WASHINGTON -- House Republicans will intervene in a lawsuit that would keep same-sex couples from being pulled apart -- even separated to different countries -- by immigration authorities under the Defense of Marriage Act, a spokesman for House Speaker John Boehner confirmed on Wednesday.
The House GOP took up the challenge of defending DOMA, which bans legal recognition of same-sex marriage at the federal level, in May 2011, after President Barack Obama announced in February 2011 that the Department of Justice would no longer defend it. Obama said at the time that he believed the law was unconstitutional. The president came out in support of legalizing same-sex marriage on Wednesday in an interview with ABC, after about a year and a half of "evolving" on the issue, but said it should be decided by states.
Yet DOMA is a federal law that trumps legal same-sex marriages in the states, including in immigration matters. House Republicans are defending it in a number of challenges, but told advocacy group Immigration Equality on Friday that they would step in to defend DOMA against the organization's suit about binational same-sex couples.
"As I'm sure you're aware, the House Bipartisan Legal Advisory Group has been defending, for the last year or so, the constitutionality of Section 3 of DOMA in cases in which DOJ is not defending the statute," House General Counsel Kerry Kircher said in an email to Immigration Equality, according to the group. "DOJ has advised us that it will not defend Section 3 in the Blesch case. As a result, the House is planning to move to intervene in this matter, probably within the next week or so."
Kircher's office did not respond to a request for comment by the time of publication. A spokesman for Boehner (R-Ohio) confirmed that the Bipartisan Legal Advisory Group -- which is controlled by Republicans, although two Democrats are also members -- would defend DOMA in this specific case.
"Per the recommendation of outside counsel, the House plans to intervene so that the courts -- not the President unilaterally -- can decide whether the statue is constitutional," Boehner spokesman Brendan Buck told HuffPost in an email.

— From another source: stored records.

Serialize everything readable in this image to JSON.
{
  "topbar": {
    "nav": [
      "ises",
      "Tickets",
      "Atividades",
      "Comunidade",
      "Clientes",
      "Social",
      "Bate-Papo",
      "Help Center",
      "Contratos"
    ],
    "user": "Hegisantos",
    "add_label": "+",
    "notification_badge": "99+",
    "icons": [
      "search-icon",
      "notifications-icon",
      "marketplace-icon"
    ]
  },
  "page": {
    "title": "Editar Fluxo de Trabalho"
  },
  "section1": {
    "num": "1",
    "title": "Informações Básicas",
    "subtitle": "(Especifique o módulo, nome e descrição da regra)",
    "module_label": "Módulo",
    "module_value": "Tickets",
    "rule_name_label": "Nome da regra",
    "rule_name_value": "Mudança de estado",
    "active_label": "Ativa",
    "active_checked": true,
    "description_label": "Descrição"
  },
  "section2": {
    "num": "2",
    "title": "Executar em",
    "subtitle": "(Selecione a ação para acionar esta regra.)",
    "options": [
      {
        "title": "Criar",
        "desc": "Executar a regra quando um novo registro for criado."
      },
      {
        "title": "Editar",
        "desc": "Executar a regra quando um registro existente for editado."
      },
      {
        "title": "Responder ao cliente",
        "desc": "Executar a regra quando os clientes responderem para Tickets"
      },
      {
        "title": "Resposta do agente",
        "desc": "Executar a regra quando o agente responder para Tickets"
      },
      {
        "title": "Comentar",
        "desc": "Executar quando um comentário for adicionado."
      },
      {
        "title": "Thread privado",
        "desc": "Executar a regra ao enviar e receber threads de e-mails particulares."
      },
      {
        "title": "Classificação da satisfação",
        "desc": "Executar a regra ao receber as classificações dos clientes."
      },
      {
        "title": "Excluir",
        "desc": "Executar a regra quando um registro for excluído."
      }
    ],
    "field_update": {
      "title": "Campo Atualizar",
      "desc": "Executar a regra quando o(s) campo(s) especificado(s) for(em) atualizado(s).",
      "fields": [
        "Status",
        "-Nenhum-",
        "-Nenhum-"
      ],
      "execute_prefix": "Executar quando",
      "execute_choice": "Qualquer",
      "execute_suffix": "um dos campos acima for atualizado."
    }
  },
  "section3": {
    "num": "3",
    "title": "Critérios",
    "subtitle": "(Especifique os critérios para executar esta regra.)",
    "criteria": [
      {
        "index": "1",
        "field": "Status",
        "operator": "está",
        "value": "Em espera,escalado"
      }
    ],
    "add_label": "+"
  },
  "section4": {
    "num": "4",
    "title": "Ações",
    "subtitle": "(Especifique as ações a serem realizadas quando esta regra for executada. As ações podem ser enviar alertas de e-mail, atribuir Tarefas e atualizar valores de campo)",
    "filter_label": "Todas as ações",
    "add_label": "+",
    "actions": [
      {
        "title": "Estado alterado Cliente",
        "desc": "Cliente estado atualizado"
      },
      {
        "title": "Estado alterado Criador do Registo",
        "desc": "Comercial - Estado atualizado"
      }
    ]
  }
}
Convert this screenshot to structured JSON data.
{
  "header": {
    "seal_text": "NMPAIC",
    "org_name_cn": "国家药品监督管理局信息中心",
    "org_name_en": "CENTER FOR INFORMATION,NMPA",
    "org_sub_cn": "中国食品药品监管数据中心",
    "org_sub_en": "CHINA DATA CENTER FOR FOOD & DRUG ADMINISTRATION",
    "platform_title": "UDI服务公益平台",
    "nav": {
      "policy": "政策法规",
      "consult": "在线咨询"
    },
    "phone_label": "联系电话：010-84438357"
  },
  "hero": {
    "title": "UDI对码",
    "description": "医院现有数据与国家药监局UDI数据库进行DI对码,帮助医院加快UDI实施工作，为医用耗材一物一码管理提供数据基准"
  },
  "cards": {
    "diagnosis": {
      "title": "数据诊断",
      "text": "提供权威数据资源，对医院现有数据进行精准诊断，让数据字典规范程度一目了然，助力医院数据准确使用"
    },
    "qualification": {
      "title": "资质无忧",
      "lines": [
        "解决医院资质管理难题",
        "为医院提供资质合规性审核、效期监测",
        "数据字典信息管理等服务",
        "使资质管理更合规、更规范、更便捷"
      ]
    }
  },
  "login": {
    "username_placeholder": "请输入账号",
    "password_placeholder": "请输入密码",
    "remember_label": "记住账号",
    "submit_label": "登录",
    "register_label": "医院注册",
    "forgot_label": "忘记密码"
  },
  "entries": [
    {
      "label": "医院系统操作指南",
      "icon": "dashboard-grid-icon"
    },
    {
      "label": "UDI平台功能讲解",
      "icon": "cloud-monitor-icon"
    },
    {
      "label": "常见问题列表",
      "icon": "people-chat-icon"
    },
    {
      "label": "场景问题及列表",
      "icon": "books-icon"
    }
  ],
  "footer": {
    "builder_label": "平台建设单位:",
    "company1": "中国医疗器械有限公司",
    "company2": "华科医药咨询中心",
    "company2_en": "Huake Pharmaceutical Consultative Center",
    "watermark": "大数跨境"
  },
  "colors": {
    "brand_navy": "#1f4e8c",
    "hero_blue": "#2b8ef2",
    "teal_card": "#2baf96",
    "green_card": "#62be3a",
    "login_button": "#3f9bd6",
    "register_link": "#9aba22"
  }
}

The "Blesch case" referenced in Kircher's email to Immigration Equality is about the first plaintiff listed, 71-year-old U.S. citizen Edwin Blesch. Blesch is married to Tim Smulian, a 65-year-old resident of South Africa. Both men have health problems, and under current law Smulian was required to move away for a six-month period every year to re-obtain a visa to come back, at times keeping them apart when the other is ill. The couple received a reprieve in February so that Smulian will not have to leave, at least for a year.
Another couple, Bradford Wells and Anthony John Makk, were told in January that Makk, an Australian, could remain in the United States.
But those small victories are just a matter of deportation relief, and don't change the fact that gay and lesbian U.S. citizens have few options for helping their spouses or partners obtain legal immigration status. Heterosexual couples can petition for green cards for their spouses, but that right is closed to same-sex couples under DOMA.
"While [the Bipartisan Legal Advisory Group's] intervention is not unexpected, it is unfortunate," Steve Ralls, communications director for Immigration Equality, said in a statement. "Real families, like those in our lawsuit, are hurt in very real ways by DOMA. ... It is disheartening that even some of those who claim to be such staunch proponents of family values target some families for second-class treatment."
Defending DOMA has come at a high cost: the effort could cost as much as $1.5 million, at the expense of taxpayers, for a private law firm.
The Democratic Congressional Campaign Committee attacked the DOMA defense Monday in an email to supporters, calling the law "discrimination -- plain and simple."
The DCCC email read, "We can't afford to waste taxpayer money on Boehner's bigotry."